OWLS HEAD, Maine — Is there a 1980s snowmobile taking up space in your garage? Do you own an early-model snowblower? Is your father’s old snowplow in mint condition and you’d love to show it off?
These and other “antique” winter machines can be brought to the third annual WinterFest this coming weekend at the Owls Head Transportation Museum, where event coordinators promise a snowy good time will be had by all.
Anyone who brings a pre-1989 snowmobile, snowplow, snowblower, sleigh, iceboat, dog sled or toboggan will get free admission to the event.
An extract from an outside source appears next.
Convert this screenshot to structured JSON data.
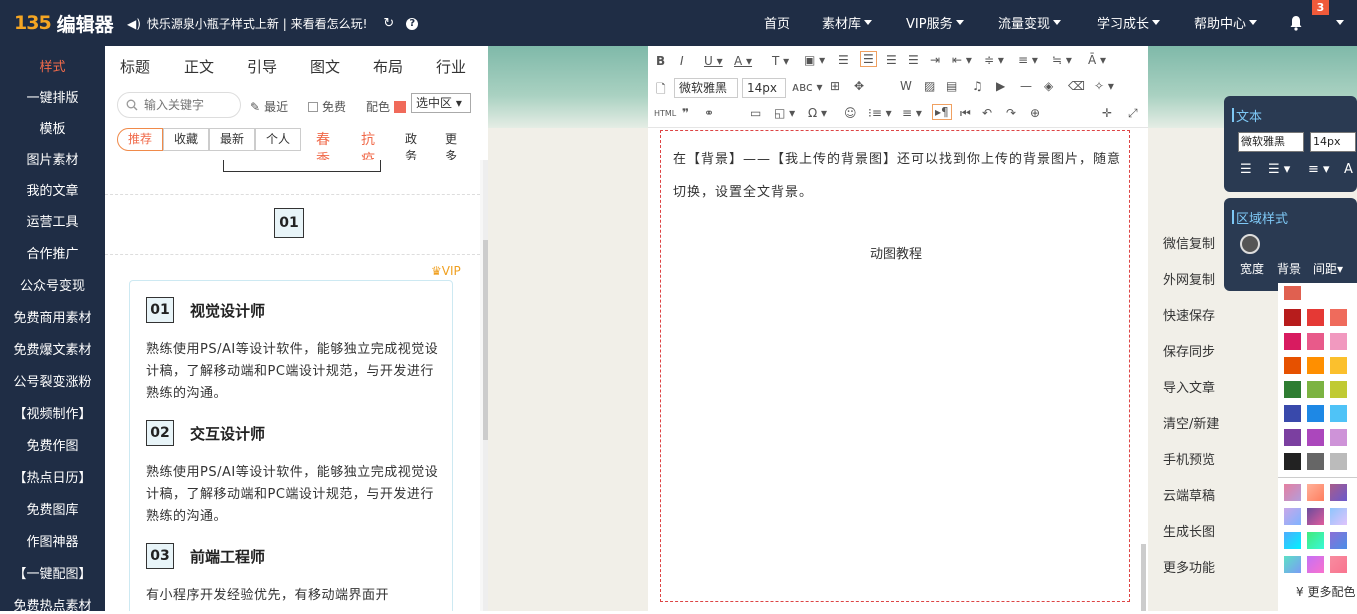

Part of the fun is in the surprise, said Park Morrison, director of public relations at the museum.
“We do get a good turnout of 1960s-era, 1970s-era machines,” he said Monday. “We’ve actually had sleds come from the ’40s and ’50s, back when they were engines on toboggans.”
The star of the third annual weekend is expected to be the museum’s 1926 Model T Ford snowmobile, which will be at the head of the antique snowmobile and snowplow parades, held at noon Saturday and noon Sunday.
“The Model T will be out and running,” Morrison said.
The machine is a basic Model T automobile that was customized by a New Hampshire company with skids and an extra set of wheels for snow travel.
“They were popular in Maine and throughout northern New England,” he said. “It was a good way you could get through the snow.”
A thousand people came to last year’s winter transportation festival, and Morrison said it’s hoped at least 150 vehicles will be on display this year.
“This year, we really are making it a family event,” he said. “It’s not just snowmobiles any more.”
In addition to the parades, winter activities include “snowball catapults,” snowmobile and skiing trails, a snowman building contest, and a giant hill for sliding.
“WinterFest is a fun way for families to embrace winter,” said event coordinator Cathy Hardy.
WinterFest will take place at 117 Museum St. (off Route 73) from 9:30 a.m. to 4 p.m. Saturday, Feb. 14, and Sunday, Feb. 15. For information about the event, go to www.owlshead.org or call 594-4418.